Develop strong relationships, with your friends and colleagues at work. People who have strong connections at work are more resistant to stress, and they're happier in their role. This also goes for your personal life: the more real friendships you develop, the more resilient you're going to be, because you have a strong support network to fall back on.
Focus on being flexible, resilient people understand that things change, and that carefully-made plans may, occasionally, need to be amended or scrapped.
Everyone has problems, and everyone also has the potential to be resilient. The following suggestions may also help you prevent your cup from overflowing:
Practice healthy coping skills
Take care of yourself emotionally
Recognise the victories in your life
Improve your self-esteem

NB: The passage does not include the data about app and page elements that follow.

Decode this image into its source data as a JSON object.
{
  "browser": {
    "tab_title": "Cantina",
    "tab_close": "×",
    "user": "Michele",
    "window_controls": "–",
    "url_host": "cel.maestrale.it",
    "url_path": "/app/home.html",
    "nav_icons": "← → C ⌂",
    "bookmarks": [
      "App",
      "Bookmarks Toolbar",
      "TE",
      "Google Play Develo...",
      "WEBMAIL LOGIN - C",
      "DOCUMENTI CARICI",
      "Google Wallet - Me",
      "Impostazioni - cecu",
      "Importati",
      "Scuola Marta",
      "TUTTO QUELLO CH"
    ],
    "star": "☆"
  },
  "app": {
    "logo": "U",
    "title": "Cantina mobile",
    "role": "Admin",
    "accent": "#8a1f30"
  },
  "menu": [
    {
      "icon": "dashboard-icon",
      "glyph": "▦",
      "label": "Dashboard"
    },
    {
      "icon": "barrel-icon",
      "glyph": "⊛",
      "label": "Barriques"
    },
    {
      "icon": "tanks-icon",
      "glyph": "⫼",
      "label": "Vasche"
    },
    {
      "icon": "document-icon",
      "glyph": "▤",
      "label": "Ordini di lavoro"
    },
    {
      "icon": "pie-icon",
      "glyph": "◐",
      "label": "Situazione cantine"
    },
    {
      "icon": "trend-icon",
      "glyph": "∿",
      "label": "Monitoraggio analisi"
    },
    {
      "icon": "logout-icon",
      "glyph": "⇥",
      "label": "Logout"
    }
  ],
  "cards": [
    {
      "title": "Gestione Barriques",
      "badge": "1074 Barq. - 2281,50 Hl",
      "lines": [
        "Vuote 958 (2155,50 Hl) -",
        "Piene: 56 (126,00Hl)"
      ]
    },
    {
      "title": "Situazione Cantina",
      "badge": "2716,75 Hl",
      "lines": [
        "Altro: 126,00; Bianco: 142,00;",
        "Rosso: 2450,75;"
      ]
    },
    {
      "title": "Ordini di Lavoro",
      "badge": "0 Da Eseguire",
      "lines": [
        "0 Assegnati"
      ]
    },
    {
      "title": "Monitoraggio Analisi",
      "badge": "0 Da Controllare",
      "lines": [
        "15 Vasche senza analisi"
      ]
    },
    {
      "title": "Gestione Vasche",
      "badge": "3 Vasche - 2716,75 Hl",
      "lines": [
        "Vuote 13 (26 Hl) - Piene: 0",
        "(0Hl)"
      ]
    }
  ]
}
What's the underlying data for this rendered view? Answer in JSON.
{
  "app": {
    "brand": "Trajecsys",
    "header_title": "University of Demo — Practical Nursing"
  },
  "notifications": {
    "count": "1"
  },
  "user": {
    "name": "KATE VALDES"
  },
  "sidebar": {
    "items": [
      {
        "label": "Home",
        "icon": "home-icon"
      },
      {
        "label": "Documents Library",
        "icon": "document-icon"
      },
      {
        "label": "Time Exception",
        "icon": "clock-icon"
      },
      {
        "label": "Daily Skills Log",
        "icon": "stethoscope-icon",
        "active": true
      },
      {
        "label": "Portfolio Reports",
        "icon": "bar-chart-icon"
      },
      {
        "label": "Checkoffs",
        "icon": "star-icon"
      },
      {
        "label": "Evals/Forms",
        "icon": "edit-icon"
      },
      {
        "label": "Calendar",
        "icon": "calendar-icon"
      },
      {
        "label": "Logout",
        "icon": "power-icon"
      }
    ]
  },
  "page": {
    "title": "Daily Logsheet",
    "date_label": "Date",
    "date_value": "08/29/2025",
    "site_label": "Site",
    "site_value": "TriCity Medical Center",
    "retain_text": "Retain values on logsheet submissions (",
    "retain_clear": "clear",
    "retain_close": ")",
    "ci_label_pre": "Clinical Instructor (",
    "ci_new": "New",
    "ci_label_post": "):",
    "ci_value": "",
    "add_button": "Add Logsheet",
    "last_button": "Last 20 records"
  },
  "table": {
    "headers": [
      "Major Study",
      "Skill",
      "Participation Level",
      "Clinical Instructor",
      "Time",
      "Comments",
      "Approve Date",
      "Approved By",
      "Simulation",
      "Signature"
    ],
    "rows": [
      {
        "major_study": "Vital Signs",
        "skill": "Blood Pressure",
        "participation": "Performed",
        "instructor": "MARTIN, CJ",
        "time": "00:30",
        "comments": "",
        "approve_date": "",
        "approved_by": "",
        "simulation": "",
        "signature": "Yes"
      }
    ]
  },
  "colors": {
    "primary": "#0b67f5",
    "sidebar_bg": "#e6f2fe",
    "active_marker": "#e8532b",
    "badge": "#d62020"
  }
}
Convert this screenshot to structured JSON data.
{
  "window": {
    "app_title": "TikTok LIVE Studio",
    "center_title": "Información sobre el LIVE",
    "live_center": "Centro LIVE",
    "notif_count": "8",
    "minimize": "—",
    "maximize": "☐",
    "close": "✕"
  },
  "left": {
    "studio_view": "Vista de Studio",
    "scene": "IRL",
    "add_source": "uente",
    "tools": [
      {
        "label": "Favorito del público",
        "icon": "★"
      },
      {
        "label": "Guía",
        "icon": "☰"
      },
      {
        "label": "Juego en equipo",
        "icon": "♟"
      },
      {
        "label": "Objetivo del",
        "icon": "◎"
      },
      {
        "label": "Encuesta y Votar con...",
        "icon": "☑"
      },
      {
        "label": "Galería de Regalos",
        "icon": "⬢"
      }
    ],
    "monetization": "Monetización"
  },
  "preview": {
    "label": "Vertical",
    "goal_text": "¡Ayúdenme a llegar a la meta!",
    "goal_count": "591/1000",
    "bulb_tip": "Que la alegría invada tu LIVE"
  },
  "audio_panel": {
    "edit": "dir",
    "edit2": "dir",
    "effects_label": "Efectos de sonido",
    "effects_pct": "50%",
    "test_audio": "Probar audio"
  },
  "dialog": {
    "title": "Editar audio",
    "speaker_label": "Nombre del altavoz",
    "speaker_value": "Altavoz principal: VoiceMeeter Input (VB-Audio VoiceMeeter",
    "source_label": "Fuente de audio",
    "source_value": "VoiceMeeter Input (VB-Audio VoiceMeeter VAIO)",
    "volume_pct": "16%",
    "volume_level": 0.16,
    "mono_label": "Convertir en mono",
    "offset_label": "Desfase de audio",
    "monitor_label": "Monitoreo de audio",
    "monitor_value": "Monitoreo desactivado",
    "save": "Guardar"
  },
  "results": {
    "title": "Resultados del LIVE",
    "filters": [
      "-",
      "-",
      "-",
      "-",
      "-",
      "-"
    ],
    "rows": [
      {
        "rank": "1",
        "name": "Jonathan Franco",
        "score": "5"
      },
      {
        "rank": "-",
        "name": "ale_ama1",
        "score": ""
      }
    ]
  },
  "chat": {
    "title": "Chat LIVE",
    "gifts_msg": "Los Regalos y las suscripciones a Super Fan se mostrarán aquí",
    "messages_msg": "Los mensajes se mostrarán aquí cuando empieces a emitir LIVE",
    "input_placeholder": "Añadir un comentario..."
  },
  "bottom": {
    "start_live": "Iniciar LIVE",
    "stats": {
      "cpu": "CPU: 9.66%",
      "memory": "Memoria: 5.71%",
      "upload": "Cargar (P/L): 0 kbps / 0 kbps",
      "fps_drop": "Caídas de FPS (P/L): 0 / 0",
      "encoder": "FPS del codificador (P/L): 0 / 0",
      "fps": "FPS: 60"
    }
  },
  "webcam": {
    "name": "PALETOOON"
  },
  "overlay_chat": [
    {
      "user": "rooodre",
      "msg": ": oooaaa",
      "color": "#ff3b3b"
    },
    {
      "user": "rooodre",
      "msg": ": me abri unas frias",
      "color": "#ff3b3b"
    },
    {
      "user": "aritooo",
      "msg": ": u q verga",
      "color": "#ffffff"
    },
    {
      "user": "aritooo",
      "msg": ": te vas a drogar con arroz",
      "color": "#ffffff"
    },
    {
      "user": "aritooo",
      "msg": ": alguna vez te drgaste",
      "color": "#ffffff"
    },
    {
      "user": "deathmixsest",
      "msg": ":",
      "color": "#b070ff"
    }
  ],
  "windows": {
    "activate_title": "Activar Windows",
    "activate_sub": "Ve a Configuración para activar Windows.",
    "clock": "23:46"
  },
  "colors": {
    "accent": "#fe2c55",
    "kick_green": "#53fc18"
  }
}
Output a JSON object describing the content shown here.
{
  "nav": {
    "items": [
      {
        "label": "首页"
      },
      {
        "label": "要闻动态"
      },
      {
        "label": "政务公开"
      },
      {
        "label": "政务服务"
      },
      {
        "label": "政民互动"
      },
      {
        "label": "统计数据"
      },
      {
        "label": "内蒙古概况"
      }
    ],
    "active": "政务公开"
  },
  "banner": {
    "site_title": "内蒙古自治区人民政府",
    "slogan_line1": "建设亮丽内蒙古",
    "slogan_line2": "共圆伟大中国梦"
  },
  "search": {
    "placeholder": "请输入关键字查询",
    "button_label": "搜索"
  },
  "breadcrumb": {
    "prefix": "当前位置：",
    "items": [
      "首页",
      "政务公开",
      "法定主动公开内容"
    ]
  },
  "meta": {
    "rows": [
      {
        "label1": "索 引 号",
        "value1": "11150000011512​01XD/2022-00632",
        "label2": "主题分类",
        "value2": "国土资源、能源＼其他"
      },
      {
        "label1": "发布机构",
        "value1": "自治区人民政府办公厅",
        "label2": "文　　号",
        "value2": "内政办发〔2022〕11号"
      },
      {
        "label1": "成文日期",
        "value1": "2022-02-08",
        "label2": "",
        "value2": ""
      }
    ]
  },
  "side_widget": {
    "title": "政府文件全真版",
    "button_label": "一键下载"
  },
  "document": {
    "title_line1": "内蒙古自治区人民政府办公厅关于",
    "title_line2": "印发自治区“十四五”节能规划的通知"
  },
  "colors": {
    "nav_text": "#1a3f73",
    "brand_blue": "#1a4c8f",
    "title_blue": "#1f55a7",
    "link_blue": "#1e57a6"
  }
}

Challenge yourself. Control what you can. Instead of being overwhelmed by your circumstances, find small things that you can do to make the situation better. Those little things can add up and make a world of difference
Don't be so hard on yourself. Learn from your mistakes. Everyone makes them. Don't allow yourself to obsess or feel over-burdened by guilt
Identify supportive people in your life
Try new things. When we open ourselves up to new possibilities, we get a broader and clearer perspective on life
Take a break. Give yourself time to de-stress and regroup
These skills can help build resiliency and will eventually become a habit if you start practising them now. They can also help you to get through the dark times so you can truly appreciate the many joys that always lie ahead.
The fact is that we're going to fail from time to time: it's an inevitable part of living that we make mistakes and occasionally fall flat on our faces. The only way to avoid this is to live a shuttered and sheltered existence, never trying anything new or taking a risk. Few of us want a life like that!
Instead, we should have the courage to go after our dreams, despite the very real risk that we'll fail in some way or other. Being resilient means that when we do fail, we bounce back, we have the strength to learn the lessons we need to learn, and we can move on to bigger and better things.
Overall, resilience gives us the power to overcome setbacks , so that we can live the life we've always imagined.
Resilience is the ability to bounce back when things don't go as planned. You can develop resilience in several ways. First, take care to exercise regularly and get enough sleep, so that you can control stress more easily. The stronger you feel physically and emotionally, the easier it is for you to overcome challenges.
Focus on thinking positively, and try to learn from the mistakes you make. Build strong relationships with colleagues and friends, so that you have a support network to fall back on. Also, set specific and achievable personal goals that match your values, and work on building your self-confidence.